When you start your quit attempt, your body will go through withdrawal from nicotine. Withdrawal symptoms peak between the first 2-4 days. Having a plan can help you get past your cravings e.g., chewing sugarless gum, squeezing a stress ball. Determining what will work for you when it comes to managing cravings will help you beat them. Cravings can be intense, but they pass and you can do it!

Here are common withdrawal symptoms and ways to deal with them:

  • Drink at least 6 – 8 glasses of water a day.
  • Eat whole grain bread and cereals, as well as fruit and vegetables.
  • Drink prune juice.
  • Go for a walk or do another activity that you enjoy.

  • Drink water to flush out toxins and hydrate your body.
  • Take a warm shower or bath.

  • Go for a walk or do another activity that you enjoy.
  • Maintain regular bedtime and wake times.
  • Drink at least 6 – 8 glasses of water a day.

  • Use relaxation techniques e.g. deep abdominal breathing.
  • See a health care provider if headaches or dizziness are persistent or severe.

  • Remember it will pass in a few minutes
  • Take some deep breaths.
  • Keep your hands busy.
  • Chew gum or place something in your mouth e.g., clean straw.
  • Get support e.g., call smokers’ helpline or talk to a friend.
  • Go to a smoke-free environment.
  • Go for a walk.

  • Snack on fruit, vegetables or other healthy foods.
  • Maintain regular mealtimes.
  • Drink lots of water.
  • Get more food tips for quitting.

  • Ask your friends and family members for support.
  • Get advice from a quit specialist at smokers’ helpline.
  • Avoid stressful situations when possible.
  • Drink less coffee, cola, tea and other caffeinated drinks.
  • Take some deep breaths and take the time to relax.
  • Play with small objects like a key chain, pen or stress ball.
  • Go for a walk.

  • Drink water.
  • Breathe deeply.
  • Chew sugarless gum; suck mints (sugar-free).

  • Take some deep breaths.
  • Rest.
  • Take a break from what you’re doing.
  • Do something else for a few minutes.
  • Go for an activity break – a quick walk can help re-energize your mind and your body.

  • Get support. Call smokers’ helpline or talk to a friend.
  • Remind yourself of the positive things about quitting.
  • Talk to your health care provider often during your quit attempt, especially if you are experiencing a change in your mood and/or your withdrawal symptoms are not manageable.

 

 

  • Relax with a warm shower or bath.
  • Do deep breathing exercises.
  • Being active during the day can help you sleep better at night.
  • Drink less coffee, cola, tea and other caffeinated drinks.

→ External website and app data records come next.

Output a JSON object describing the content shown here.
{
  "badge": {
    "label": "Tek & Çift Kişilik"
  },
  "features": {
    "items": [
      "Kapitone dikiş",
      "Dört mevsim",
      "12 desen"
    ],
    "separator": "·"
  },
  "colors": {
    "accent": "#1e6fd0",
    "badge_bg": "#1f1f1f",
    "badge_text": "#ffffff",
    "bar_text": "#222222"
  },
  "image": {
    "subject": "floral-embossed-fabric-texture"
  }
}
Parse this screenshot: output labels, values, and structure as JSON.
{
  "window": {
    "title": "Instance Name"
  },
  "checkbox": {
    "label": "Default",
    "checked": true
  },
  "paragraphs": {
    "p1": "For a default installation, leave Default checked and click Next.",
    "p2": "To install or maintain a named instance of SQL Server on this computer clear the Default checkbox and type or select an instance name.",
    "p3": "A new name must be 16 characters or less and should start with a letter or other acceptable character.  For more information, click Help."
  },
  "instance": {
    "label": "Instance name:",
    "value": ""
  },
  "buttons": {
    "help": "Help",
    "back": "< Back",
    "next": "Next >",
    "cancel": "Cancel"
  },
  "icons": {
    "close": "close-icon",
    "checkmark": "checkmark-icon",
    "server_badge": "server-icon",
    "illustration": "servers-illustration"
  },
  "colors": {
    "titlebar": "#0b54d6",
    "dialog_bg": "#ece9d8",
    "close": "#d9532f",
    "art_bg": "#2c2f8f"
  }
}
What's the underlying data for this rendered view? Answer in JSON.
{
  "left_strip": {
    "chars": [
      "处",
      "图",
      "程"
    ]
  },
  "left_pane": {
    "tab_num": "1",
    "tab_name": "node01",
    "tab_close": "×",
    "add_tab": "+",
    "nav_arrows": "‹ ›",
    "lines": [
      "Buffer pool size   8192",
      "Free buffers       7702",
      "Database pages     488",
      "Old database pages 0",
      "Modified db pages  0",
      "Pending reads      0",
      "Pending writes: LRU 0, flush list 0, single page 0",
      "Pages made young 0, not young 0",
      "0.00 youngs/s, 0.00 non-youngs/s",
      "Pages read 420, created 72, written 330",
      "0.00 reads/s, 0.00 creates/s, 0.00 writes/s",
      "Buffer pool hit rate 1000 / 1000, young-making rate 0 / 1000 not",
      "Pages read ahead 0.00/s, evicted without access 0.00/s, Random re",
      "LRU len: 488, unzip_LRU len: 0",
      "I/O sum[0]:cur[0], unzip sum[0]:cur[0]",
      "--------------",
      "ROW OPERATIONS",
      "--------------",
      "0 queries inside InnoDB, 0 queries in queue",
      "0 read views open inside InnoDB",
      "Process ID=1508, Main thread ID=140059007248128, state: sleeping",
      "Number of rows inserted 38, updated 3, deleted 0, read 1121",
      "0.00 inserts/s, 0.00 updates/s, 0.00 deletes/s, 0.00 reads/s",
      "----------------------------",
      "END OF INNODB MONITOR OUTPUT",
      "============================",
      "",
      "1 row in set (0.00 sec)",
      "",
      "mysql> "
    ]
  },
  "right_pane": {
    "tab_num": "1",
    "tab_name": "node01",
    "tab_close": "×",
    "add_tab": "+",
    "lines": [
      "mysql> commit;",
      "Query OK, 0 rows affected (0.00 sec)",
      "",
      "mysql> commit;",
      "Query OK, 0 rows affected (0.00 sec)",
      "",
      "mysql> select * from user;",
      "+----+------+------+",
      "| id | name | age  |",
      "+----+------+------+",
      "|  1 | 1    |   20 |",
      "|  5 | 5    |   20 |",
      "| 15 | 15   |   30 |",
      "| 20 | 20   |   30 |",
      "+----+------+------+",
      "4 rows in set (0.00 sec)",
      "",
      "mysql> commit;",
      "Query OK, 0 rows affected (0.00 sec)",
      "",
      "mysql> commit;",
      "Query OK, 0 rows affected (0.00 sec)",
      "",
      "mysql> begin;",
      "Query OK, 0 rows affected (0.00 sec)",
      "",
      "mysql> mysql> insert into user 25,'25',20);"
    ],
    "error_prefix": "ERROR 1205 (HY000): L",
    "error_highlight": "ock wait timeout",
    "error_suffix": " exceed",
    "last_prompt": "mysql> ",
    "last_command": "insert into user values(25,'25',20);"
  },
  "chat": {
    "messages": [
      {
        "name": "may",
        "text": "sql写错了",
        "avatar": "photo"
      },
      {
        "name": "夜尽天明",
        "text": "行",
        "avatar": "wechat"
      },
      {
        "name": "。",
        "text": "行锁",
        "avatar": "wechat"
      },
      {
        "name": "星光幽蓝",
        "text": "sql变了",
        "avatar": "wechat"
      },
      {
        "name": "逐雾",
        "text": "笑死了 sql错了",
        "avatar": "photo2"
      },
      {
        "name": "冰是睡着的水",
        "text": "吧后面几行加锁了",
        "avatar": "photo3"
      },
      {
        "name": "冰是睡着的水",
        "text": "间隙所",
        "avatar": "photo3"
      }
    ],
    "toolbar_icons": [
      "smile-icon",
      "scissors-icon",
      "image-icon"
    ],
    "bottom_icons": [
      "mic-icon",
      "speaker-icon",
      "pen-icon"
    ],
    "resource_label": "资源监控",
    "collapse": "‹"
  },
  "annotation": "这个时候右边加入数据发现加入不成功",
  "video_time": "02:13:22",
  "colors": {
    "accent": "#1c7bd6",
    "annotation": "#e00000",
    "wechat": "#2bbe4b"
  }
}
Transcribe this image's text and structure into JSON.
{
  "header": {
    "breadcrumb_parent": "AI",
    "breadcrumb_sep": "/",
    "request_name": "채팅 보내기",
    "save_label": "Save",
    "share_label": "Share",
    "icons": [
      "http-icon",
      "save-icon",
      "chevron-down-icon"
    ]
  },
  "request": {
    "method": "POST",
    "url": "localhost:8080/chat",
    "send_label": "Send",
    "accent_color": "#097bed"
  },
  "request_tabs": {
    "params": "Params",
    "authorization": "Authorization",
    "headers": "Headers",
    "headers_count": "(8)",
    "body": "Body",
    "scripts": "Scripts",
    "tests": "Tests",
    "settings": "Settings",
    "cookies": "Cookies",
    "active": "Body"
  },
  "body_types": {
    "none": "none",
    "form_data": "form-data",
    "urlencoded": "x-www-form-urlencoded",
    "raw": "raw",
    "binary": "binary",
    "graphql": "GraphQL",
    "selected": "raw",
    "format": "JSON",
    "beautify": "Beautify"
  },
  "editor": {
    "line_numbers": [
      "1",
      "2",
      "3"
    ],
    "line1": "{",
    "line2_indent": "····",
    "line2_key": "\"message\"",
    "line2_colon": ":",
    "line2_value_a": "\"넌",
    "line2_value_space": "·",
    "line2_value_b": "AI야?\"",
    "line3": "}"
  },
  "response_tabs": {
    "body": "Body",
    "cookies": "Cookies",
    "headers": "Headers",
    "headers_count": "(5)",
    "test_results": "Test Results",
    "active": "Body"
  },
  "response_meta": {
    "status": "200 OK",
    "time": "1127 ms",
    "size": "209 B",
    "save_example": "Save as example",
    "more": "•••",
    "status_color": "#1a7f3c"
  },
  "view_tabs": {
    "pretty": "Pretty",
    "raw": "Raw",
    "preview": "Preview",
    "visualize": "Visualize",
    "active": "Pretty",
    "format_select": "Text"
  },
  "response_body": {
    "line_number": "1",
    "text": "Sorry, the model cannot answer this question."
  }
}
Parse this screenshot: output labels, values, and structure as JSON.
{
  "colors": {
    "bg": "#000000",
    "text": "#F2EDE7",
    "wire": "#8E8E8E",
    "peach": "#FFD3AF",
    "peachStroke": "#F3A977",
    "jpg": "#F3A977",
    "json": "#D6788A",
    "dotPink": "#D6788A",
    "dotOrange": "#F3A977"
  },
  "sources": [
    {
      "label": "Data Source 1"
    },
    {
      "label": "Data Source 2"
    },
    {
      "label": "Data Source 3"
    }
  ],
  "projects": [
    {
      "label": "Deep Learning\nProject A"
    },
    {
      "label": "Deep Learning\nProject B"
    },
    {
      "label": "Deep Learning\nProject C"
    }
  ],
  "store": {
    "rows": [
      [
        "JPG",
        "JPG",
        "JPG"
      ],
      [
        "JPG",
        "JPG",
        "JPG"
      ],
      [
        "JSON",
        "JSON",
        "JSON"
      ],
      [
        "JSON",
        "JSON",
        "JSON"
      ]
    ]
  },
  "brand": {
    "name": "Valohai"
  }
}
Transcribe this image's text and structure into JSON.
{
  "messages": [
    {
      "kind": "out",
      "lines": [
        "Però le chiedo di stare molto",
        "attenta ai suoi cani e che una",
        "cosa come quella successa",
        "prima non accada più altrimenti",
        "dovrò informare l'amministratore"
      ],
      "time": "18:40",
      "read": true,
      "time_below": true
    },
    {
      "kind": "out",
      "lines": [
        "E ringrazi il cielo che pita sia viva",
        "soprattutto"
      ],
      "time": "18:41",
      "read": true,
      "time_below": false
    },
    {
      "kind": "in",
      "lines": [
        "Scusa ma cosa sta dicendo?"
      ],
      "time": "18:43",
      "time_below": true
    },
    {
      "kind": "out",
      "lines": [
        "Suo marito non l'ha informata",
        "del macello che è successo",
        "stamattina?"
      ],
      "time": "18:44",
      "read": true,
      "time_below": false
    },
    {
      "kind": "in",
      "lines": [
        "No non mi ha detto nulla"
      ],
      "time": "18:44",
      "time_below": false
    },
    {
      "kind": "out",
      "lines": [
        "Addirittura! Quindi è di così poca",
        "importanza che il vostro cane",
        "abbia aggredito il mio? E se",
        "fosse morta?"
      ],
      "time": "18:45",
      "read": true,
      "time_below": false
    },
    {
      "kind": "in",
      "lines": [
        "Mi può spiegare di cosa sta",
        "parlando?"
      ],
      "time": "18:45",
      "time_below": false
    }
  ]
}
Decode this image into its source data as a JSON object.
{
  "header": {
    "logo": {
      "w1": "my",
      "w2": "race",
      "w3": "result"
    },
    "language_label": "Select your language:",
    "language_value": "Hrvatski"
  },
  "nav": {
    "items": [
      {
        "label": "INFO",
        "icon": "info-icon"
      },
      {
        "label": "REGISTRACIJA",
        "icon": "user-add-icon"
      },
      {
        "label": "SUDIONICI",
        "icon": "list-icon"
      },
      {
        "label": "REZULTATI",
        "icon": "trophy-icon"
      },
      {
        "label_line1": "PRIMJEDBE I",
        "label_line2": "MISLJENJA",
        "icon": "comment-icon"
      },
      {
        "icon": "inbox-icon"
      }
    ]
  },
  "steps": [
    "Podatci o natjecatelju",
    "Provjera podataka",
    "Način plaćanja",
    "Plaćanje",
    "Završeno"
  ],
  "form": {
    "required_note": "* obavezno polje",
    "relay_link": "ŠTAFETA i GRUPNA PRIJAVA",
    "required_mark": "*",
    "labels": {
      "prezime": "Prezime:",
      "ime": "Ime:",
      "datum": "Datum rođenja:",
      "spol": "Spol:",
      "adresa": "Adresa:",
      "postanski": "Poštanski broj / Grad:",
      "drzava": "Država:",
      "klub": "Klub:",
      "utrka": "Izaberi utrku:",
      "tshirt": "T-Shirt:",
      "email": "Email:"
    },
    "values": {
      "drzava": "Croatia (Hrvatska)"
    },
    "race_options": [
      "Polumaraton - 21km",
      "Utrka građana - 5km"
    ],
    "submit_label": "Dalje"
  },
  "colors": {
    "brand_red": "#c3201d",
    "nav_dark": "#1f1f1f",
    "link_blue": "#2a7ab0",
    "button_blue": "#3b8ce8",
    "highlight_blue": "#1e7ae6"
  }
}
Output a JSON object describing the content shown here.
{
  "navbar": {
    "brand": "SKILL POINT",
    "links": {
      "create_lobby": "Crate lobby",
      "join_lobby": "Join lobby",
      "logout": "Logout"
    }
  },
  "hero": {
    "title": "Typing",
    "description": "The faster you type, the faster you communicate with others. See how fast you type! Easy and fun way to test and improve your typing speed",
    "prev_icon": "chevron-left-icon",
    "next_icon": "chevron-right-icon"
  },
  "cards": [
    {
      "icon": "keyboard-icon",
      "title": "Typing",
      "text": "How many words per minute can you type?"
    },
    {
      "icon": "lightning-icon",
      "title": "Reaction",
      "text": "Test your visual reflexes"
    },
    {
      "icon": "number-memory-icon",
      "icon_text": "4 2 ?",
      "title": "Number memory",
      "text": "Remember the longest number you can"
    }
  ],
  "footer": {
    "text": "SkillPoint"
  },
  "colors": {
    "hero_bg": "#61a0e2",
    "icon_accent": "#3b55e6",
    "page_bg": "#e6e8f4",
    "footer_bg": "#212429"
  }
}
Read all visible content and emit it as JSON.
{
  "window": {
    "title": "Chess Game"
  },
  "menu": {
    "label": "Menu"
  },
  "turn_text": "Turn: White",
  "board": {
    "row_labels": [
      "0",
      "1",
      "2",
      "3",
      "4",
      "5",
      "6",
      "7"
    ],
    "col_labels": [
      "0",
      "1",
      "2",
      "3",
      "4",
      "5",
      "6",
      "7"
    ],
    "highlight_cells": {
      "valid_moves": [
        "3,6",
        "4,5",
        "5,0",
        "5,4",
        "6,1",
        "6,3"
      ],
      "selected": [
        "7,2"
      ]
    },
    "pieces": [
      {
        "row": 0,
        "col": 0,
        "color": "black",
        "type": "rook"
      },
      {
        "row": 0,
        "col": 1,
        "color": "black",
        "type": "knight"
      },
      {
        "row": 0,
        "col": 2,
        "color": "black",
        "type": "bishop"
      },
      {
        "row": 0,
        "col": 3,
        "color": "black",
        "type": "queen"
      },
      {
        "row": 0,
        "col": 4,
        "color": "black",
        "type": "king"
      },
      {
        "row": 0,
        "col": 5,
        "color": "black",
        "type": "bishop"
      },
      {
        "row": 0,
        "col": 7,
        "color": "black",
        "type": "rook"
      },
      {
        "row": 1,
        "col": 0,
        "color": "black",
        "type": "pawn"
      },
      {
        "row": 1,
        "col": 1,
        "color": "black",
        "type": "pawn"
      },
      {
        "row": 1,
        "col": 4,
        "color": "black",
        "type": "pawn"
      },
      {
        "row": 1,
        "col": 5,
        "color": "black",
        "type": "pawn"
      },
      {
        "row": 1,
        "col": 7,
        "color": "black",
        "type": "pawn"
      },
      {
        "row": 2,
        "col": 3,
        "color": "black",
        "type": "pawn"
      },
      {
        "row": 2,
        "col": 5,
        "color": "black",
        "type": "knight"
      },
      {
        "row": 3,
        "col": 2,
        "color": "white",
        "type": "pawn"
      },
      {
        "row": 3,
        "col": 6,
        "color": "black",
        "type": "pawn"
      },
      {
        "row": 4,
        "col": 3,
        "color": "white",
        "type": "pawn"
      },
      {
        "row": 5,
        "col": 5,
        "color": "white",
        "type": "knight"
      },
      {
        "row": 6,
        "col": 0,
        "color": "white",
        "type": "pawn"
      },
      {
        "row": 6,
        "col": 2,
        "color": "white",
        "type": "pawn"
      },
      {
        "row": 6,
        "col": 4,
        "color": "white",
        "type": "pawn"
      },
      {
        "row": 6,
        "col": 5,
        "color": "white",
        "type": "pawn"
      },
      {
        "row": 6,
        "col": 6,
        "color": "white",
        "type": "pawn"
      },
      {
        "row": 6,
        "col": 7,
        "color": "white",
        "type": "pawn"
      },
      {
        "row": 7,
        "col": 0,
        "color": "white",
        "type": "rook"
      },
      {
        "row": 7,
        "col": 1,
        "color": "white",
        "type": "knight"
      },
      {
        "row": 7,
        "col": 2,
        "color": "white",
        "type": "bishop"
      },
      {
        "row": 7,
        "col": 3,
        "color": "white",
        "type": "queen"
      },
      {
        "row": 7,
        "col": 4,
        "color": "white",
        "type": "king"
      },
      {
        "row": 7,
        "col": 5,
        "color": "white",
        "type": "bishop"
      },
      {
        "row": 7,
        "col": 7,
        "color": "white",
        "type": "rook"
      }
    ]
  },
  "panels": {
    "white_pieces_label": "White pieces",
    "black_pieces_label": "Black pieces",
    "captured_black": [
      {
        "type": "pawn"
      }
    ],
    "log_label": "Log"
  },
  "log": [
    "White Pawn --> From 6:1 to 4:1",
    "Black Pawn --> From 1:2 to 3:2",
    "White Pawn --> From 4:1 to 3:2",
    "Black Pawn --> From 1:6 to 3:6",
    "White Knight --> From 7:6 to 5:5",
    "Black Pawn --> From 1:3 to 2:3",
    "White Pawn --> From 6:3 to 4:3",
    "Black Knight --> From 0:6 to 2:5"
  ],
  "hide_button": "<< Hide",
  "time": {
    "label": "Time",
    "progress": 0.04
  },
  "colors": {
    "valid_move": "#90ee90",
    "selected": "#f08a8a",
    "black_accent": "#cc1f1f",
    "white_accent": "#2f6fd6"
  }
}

If withdrawal symptoms continue or seem to get worse, you should check with your heath care provider. It’s possible that your smoking has been hiding the symptoms of an illness.